BENGALURU: India’s Power Ministry proposes letting coal-fired power plants keep selling power after completing their agreements with buyers, a letter seen by Reuters shows, despite national promises to close old plants to curb pollution.
The proposal, if approved, would help old coal plants earn additional revenue, increase liquidity in short-term power markets and help distribution companies in states facing a power deficit access cheaper power, the ministry said in the draft proposal dated Friday.
“It is in the consumer interest to keep the tariff of electricity as low as possible,” says the letter sent to power departments of India’s states and the heads of federal government-run utilities such as NTPC Ltd.
Such a move would enable federal-run electricity generators such as NTPC “to sell power in any mode” after distribution companies exit an agreement upon the completion of the tenure, the ministry said.
Power Minister R.K. Singh and Finance Minister Nirmala Sitharaman have previously said they plan to shut old coal-fired power plants. The Environment Ministry has also pushed for shutting down coal plants, which account for 80 percent of India’s industrial pollution, if they do not comply with green laws. The outcome remains unclear. The ministry has sought comments from the states and the heads of federal government-run power generators. A final decision on the proposal is not imminent.
A senior ministry official said on Sunday only inefficient plants would be shut down.
“Cost-effective utilities that provide cheap power will still be allowed to operate.
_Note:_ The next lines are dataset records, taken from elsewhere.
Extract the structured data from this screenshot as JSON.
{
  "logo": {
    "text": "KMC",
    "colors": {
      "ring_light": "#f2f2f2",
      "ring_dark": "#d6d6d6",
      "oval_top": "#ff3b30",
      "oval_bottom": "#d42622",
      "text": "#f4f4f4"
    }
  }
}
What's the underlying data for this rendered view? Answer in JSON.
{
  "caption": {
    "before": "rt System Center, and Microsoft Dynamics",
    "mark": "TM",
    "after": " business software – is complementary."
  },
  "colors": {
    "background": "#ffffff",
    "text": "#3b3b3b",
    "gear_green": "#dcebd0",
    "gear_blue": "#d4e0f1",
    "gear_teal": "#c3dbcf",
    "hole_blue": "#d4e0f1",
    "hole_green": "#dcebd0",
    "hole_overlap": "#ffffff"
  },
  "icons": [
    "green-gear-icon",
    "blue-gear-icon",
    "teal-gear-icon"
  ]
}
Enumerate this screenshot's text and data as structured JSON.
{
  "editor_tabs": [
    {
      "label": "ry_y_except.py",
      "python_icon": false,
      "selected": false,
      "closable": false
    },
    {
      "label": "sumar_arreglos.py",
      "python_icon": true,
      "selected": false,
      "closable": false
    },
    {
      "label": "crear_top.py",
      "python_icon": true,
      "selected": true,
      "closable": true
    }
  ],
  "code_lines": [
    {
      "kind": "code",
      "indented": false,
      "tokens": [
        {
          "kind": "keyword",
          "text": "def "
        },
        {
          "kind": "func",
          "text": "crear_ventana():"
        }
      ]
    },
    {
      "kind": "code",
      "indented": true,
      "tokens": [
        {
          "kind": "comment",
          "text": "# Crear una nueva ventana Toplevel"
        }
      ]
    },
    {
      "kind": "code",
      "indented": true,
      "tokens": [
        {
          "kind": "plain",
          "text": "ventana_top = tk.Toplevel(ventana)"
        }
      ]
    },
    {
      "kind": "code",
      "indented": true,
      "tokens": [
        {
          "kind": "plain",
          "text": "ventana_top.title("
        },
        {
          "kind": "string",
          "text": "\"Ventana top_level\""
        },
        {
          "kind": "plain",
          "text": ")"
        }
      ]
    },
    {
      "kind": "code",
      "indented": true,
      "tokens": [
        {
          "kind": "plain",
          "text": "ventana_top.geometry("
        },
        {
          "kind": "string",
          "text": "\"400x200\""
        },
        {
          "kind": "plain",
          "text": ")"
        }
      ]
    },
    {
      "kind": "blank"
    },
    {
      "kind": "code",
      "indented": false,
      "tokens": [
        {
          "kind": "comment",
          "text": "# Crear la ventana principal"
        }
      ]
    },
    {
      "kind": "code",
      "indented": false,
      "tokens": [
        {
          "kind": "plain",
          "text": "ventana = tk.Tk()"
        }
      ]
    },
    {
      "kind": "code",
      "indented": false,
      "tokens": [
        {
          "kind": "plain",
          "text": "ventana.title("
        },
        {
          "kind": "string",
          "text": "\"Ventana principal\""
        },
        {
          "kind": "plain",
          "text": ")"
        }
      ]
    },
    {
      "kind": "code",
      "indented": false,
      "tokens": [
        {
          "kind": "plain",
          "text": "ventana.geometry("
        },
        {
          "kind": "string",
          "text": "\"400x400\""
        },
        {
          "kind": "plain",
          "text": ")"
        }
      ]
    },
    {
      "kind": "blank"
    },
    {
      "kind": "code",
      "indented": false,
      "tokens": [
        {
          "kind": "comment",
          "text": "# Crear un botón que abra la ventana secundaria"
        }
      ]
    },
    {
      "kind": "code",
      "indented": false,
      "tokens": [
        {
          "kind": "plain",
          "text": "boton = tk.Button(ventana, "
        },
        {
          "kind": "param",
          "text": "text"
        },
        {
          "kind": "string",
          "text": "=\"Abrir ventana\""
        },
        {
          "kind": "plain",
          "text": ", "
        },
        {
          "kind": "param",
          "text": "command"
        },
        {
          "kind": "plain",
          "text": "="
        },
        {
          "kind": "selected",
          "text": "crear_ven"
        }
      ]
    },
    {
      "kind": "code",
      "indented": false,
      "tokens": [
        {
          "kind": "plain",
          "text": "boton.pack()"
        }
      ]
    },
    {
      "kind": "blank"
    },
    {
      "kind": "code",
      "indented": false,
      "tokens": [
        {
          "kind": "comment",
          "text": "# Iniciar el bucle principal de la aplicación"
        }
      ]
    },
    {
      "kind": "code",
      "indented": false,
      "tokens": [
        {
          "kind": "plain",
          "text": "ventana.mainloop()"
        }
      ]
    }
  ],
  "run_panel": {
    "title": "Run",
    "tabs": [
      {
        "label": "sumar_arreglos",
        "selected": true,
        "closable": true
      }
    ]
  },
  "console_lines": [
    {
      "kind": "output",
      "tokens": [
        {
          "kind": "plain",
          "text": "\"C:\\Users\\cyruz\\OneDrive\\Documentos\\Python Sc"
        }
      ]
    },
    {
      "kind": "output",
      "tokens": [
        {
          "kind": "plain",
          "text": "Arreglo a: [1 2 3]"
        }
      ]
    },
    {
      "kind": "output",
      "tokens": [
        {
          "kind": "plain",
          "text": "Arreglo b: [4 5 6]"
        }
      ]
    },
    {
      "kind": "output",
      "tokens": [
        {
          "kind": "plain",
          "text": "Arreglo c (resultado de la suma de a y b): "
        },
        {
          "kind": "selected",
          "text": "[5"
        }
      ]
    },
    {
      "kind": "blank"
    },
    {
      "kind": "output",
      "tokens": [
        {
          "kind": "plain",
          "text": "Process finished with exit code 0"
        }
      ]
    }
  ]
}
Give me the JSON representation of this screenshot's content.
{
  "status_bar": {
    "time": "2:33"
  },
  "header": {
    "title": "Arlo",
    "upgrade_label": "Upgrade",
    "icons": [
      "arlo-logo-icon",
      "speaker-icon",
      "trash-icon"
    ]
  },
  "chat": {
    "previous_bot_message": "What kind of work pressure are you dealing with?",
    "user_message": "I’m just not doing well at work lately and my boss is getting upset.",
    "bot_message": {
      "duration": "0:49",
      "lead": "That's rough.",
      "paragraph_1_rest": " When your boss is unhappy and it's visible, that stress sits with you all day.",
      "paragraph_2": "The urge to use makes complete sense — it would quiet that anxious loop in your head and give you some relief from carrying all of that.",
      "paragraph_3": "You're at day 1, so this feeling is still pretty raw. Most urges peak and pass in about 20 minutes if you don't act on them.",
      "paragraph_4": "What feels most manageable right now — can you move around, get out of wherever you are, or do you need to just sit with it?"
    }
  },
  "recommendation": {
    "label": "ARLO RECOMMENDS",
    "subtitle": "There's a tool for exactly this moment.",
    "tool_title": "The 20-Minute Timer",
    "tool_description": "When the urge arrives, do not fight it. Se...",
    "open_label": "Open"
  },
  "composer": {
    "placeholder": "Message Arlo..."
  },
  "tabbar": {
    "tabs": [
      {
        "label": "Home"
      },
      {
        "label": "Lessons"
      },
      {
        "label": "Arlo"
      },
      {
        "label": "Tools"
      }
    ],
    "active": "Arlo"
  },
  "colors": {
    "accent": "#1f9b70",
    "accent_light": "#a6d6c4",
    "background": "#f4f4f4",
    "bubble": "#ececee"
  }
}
Small, inefficient plants will be shut down,” the official said.
Distribution companies operated by states such as Punjab, Delhi, Andhra Pradesh and Odisha want to surrender power allocated by federal government-run utilities after the plants complete 25 years, the Power Ministry said.
The states cited reasons such as the availability of excess power and high cost of electricity as reasons for surrendering power allotted to them under the agreements.
A list compiled by the ministry in 2019 shows distribution companies wanted to surrender power generated from utilities with a capacity of 5.75 gigawatts.